The CCRA has been very fortunate in having bought commercial grade repeater antennas and equipment over the last 45 years. Most of the equipment will last from 15 to 25 years without the need for replacement. When a repeater does fail it will cost just under $3,000 to replace the equipment. If an antenna fails you will pay around $2,000 for the antenna.
The days of the CCRA climbing the tower to work on the antenna repair or replacement are over. Due to aging tower climbers and insurance our site managers will require us to use their approved vendor for all antenna work.

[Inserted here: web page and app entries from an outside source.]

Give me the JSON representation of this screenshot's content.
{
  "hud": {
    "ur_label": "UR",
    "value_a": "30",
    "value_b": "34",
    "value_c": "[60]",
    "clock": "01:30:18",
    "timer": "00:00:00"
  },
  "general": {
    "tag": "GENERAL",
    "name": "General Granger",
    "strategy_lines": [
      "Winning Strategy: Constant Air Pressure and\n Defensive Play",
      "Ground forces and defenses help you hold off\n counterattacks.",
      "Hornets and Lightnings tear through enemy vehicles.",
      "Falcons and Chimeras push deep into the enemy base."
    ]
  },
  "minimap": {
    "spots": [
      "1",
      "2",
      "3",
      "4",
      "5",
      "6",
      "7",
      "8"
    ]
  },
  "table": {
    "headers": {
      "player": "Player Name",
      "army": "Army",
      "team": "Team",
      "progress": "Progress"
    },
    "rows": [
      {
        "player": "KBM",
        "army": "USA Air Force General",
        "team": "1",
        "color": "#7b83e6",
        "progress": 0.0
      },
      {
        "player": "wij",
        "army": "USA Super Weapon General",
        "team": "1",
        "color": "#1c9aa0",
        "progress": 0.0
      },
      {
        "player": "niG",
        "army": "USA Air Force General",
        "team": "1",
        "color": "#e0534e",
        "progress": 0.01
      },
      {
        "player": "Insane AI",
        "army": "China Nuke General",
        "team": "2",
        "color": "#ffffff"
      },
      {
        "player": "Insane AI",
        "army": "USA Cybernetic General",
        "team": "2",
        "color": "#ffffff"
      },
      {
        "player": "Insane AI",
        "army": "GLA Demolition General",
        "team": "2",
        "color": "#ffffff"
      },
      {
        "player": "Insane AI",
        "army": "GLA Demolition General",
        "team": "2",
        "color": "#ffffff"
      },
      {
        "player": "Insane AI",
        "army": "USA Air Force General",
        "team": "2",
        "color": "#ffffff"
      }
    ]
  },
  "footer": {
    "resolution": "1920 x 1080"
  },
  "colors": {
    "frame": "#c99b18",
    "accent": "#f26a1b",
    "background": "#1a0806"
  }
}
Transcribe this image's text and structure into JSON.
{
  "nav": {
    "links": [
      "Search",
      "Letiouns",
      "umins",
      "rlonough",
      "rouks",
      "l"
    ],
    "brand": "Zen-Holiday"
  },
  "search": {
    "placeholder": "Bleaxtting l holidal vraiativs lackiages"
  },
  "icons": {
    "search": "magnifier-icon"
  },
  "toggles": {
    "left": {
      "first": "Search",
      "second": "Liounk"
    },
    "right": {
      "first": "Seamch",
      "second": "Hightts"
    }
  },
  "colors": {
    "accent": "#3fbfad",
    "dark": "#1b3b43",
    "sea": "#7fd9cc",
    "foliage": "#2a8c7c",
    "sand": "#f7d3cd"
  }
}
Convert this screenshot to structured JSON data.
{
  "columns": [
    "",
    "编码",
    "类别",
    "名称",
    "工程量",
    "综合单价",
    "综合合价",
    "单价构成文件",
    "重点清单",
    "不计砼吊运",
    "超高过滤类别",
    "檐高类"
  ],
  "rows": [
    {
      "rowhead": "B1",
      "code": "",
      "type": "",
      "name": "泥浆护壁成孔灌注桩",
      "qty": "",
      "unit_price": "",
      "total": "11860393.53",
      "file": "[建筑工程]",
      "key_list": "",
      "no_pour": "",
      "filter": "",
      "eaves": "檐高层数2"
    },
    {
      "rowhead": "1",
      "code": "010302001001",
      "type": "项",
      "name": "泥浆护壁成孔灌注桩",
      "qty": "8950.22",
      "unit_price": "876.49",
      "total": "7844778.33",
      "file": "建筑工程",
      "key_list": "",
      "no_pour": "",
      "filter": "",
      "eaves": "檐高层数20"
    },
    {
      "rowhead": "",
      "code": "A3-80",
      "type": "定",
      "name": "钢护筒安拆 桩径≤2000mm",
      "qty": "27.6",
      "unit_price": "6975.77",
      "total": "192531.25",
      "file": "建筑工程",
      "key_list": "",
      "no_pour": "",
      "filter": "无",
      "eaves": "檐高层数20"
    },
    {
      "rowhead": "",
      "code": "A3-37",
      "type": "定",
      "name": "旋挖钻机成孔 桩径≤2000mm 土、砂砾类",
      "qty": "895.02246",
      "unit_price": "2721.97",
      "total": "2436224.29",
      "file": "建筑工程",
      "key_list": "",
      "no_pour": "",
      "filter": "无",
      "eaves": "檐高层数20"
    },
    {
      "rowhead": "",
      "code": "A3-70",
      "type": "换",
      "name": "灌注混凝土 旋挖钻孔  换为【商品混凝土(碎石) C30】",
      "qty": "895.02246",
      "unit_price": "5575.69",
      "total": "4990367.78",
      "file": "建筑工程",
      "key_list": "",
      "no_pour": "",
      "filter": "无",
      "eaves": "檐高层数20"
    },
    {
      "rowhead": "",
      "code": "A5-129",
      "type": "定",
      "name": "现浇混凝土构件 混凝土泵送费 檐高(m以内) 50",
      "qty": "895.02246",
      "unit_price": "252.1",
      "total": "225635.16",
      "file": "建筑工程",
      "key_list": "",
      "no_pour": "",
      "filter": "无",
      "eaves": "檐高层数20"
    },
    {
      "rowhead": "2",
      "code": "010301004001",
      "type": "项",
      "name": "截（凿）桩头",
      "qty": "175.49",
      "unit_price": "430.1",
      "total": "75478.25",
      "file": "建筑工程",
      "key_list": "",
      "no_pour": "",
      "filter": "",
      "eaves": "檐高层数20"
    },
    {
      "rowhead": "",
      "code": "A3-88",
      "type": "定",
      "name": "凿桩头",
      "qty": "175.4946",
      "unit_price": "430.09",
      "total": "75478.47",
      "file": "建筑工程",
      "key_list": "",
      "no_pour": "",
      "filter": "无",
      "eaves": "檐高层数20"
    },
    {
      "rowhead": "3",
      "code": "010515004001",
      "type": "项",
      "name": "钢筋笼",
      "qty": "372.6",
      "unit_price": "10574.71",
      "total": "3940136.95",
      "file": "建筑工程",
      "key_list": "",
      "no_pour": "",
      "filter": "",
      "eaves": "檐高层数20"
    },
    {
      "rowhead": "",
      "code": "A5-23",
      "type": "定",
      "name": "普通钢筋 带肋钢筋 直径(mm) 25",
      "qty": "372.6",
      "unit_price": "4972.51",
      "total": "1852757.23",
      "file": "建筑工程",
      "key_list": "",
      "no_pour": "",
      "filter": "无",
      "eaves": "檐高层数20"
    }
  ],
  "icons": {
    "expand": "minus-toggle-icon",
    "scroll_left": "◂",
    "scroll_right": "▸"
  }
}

Currently it costs about $5,000 for a tower crew to replace an antenna.
As you can see one major failure of an antenna system will easily wipe out our current bank account amount of $4,619.33. Historically we have asked for donations during these times of financial distress and the membership has always come through.
Our biggest fixed costs are the phone bills that run about $45 per month. We have no site rental costs.
Cost of Incorporation
In talking to the various attorneys they recommended a firm in Roseville California called Newpoint Law Group, LLP that specializes in corporation law. Specifically they have worked on numerous not for profit corporations that work closely with government agencies. They come highly recommended and have the experience we are looking for. They have provided a fixed cost quote of $2,500 to prepare all the documents needed to incorporate the CCRA as a not-for-profit 501 (c)(3). The State and Federal filling fees should be no more than a couple of hundred dollars. The price quote is reasonable.
- Engage the legal services of Newpoint Law Group, LLP to prepare all documents needed to incorporate the Contra Costa Repeater Association.
- Authorize Steven Overacker, as the CCRA Trustee to work with Newpoint Law Group, LLP to establish the Contra Costa Repeater Association as a corporation.
- Authorize Steven Overacker to pay out of CCRA funds incorporation costs not to exceed $2,700.00.
- Authorize the transfer of CCRA funds to another banking or savings institution.
I’m asking you as members of the CCRA to vote for the approval of the recommendations for incorporation. I think this is the best direction to take for the continued survival of the CCRA by establishing itself as a legal entity. If you have any questions or comments please send me an email at: firstname.lastname@example.org by September 15th. Once you have decided your vote please send me an email at email@example.com to let me know of your decision. Voting on the incorporation question will close September 30, 2022 at which time I will tally and report the results.
As a group we have operated the repeater network under my personal callsign for many years and I greatly appreciate the honor and privilege of using my callsign in such a manner. My hope for the future is to be able to continue to provide public service communications to the communities where we live.
One of the Founders of the CCRA, Trustee and Licensee of the WA6HAM repeater system